### Task directions
Return all the lines below exactly as written. Drop every picture.

Data about app and page elements:
*** Block opens ***

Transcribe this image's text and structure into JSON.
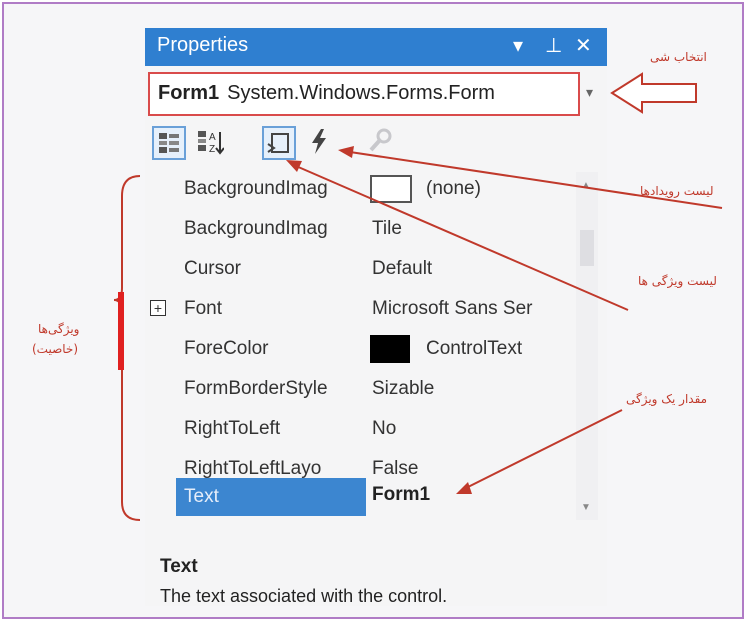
{
  "window": {
    "title": "Properties",
    "controls": [
      "▾",
      "⊥",
      "✕"
    ]
  },
  "object_selector": {
    "name": "Form1",
    "type": "System.Windows.Forms.Form"
  },
  "toolbar": {
    "buttons": [
      "categorized-icon",
      "alphabetical-icon",
      "properties-icon",
      "events-icon",
      "property-pages-icon"
    ]
  },
  "properties": [
    {
      "name": "BackgroundImag",
      "value": "(none)"
    },
    {
      "name": "BackgroundImag",
      "value": "Tile"
    },
    {
      "name": "Cursor",
      "value": "Default"
    },
    {
      "name": "Font",
      "value": "Microsoft Sans Ser"
    },
    {
      "name": "ForeColor",
      "value": "ControlText"
    },
    {
      "name": "FormBorderStyle",
      "value": "Sizable"
    },
    {
      "name": "RightToLeft",
      "value": "No"
    },
    {
      "name": "RightToLeftLayo",
      "value": "False"
    },
    {
      "name": "Text",
      "value": "Form1"
    }
  ],
  "description": {
    "title": "Text",
    "text": "The text associated with the control."
  },
  "annotations": {
    "object_select": "انتخاب شی",
    "events_list": "لیست رویدادها",
    "properties_list": "لیست ویژگی ها",
    "property_value": "مقدار یک ویژگی",
    "properties_line1": "ویژگی‌ها",
    "properties_line2": "(خاصیت)"
  },
  "colors": {
    "titlebar": "#2f7fd0",
    "annotation": "#c0392b",
    "frame": "#b07cc6",
    "selection": "#3c86d0"
  }
}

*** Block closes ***

### Task response
Transcribe this image's text and structure into JSON.
{
  "window": {
    "title": "Properties",
    "controls": [
      "▾",
      "⊥",
      "✕"
    ]
  },
  "object_selector": {
    "name": "Form1",
    "type": "System.Windows.Forms.Form"
  },
  "toolbar": {
    "buttons": [
      "categorized-icon",
      "alphabetical-icon",
      "properties-icon",
      "events-icon",
      "property-pages-icon"
    ]
  },
  "properties": [
    {
      "name": "BackgroundImag",
      "value": "(none)"
    },
    {
      "name": "BackgroundImag",
      "value": "Tile"
    },
    {
      "name": "Cursor",
      "value": "Default"
    },
    {
      "name": "Font",
      "value": "Microsoft Sans Ser"
    },
    {
      "name": "ForeColor",
      "value": "ControlText"
    },
    {
      "name": "FormBorderStyle",
      "value": "Sizable"
    },
    {
      "name": "RightToLeft",
      "value": "No"
    },
    {
      "name": "RightToLeftLayo",
      "value": "False"
    },
    {
      "name": "Text",
      "value": "Form1"
    }
  ],
  "description": {
    "title": "Text",
    "text": "The text associated with the control."
  },
  "annotations": {
    "object_select": "انتخاب شی",
    "events_list": "لیست رویدادها",
    "properties_list": "لیست ویژگی ها",
    "property_value": "مقدار یک ویژگی",
    "properties_line1": "ویژگی‌ها",
    "properties_line2": "(خاصیت)"
  },
  "colors": {
    "titlebar": "#2f7fd0",
    "annotation": "#c0392b",
    "frame": "#b07cc6",
    "selection": "#3c86d0"
  }
}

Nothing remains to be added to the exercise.